▸ Work required: Find every line below with the string "name" and pick it out.

Segment Start: Data to examine

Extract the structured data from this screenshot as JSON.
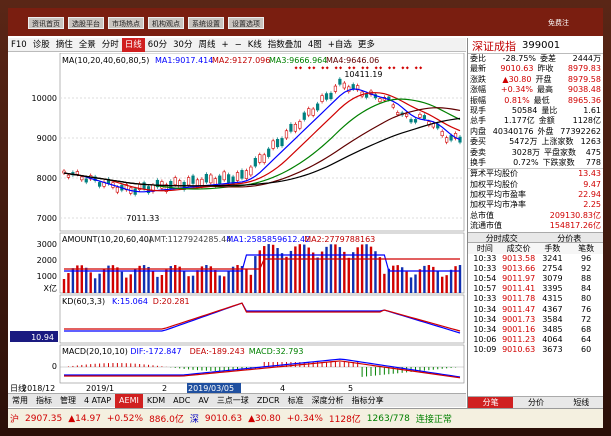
{
  "menubar": {
    "buttons": [
      "资讯首页",
      "选股平台",
      "市场热点",
      "机构观点",
      "系统设置",
      "设置选项"
    ],
    "right_label": "免费注"
  },
  "toolbar": {
    "items": [
      "F10",
      "诊股",
      "摘住",
      "全景",
      "分时",
      "日线",
      "60分",
      "30分",
      "周线",
      "+",
      "−",
      "K线",
      "指数叠加",
      "4图",
      "+自选",
      "更多"
    ],
    "selected": "日线"
  },
  "chart": {
    "price_legend": {
      "name": "MA",
      "params": "(10,20,40,60,80,5)",
      "ma1": "MA1:9017.414",
      "ma2": "MA2:9127.096",
      "ma3": "MA3:9666.964",
      "ma4": "MA4:9646.06"
    },
    "price_axis": [
      "10000",
      "9000",
      "8000",
      "7000"
    ],
    "high_label": "10411.19",
    "low_label": "7011.33",
    "volume_legend": {
      "name": "AMOUNT",
      "params": "(10,20,60,40)",
      "amt": "AMT:1127924285.44",
      "ma1": "MA1:2585859612.42",
      "ma2": "MA2:2779788163"
    },
    "volume_axis": [
      "3000",
      "2000",
      "1000"
    ],
    "volume_unit": "X亿",
    "kd_legend": {
      "name": "KD",
      "params": "(60,3,3)",
      "k": "K:15.064",
      "d": "D:20.281"
    },
    "kd_value": "10.94",
    "macd_legend": {
      "name": "MACD",
      "params": "(20,10,10)",
      "dif": "DIF:-172.847",
      "dea": "DEA:-189.243",
      "macd": "MACD:32.793"
    },
    "macd_axis": [
      "0"
    ],
    "date_labels": [
      "日线",
      "2018/12",
      "2019/1",
      "2",
      "2019/03/05",
      "4",
      "5"
    ]
  },
  "tabs": [
    "常用",
    "指标",
    "管理",
    "4 ATAP",
    "AEMI",
    "KDM",
    "ADC",
    "AV",
    "三点一球",
    "ZDCR",
    "标准",
    "深度分析",
    "指标分享"
  ],
  "tabs_selected": "AEMI",
  "status": {
    "market": "沪",
    "index1": "2907.35",
    "chg1": "▲14.97",
    "pct1": "+0.52%",
    "amt1": "886.0亿",
    "label2": "深",
    "index2": "9010.63",
    "chg2": "▲30.80",
    "pct2": "+0.34%",
    "amt2": "1128亿",
    "count": "1263/778",
    "conn": "连接正常"
  },
  "panel": {
    "name": "深证成指",
    "code": "399001",
    "quote": [
      [
        "委比",
        "-28.75%",
        "委差",
        "2444万"
      ],
      [
        "最新",
        "9010.63",
        "昨收",
        "8979.83"
      ],
      [
        "涨跌",
        "▲30.80",
        "开盘",
        "8979.58"
      ],
      [
        "涨幅",
        "+0.34%",
        "最高",
        "9038.48"
      ],
      [
        "振幅",
        "0.81%",
        "最低",
        "8965.36"
      ],
      [
        "现手",
        "50584",
        "量比",
        "1.61"
      ],
      [
        "总手",
        "1.177亿",
        "金额",
        "1128亿"
      ],
      [
        "内盘",
        "40340176",
        "外盘",
        "77392262"
      ],
      [
        "委买",
        "5472万",
        "上涨家数",
        "1263"
      ],
      [
        "委卖",
        "3028万",
        "平盘家数",
        "475"
      ],
      [
        "换手",
        "0.72%",
        "下跌家数",
        "778"
      ]
    ],
    "stats": [
      [
        "算术平均股价",
        "13.43"
      ],
      [
        "加权平均股价",
        "9.47"
      ],
      [
        "加权平均市盈率",
        "22.94"
      ],
      [
        "加权平均市净率",
        "2.25"
      ],
      [
        "总市值",
        "209130.83亿"
      ],
      [
        "流通市值",
        "154817.26亿"
      ]
    ],
    "trade_tabs": [
      "分时成交",
      "分价表"
    ],
    "trade_headers": [
      "时间",
      "成交价",
      "手数",
      "笔数"
    ],
    "trades": [
      [
        "10:33",
        "9013.58",
        "3241",
        "96"
      ],
      [
        "10:33",
        "9013.66",
        "2754",
        "92"
      ],
      [
        "10:54",
        "9011.97",
        "3079",
        "88"
      ],
      [
        "10:57",
        "9011.41",
        "3395",
        "84"
      ],
      [
        "10:33",
        "9011.78",
        "4315",
        "80"
      ],
      [
        "10:34",
        "9011.47",
        "4367",
        "76"
      ],
      [
        "10:34",
        "9001.73",
        "3584",
        "72"
      ],
      [
        "10:34",
        "9001.16",
        "3485",
        "68"
      ],
      [
        "10:06",
        "9011.23",
        "4064",
        "64"
      ],
      [
        "10:09",
        "9010.63",
        "3673",
        "60"
      ]
    ],
    "bottom_tabs": [
      "分笔",
      "分价",
      "短线"
    ],
    "bottom_selected": "分笔"
  }
}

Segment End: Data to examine

▸ Reply to the task:
      "name": "MA",
      "name": "AMOUNT",
      "name": "KD",
      "name": "MACD",
    "name": "深证成指",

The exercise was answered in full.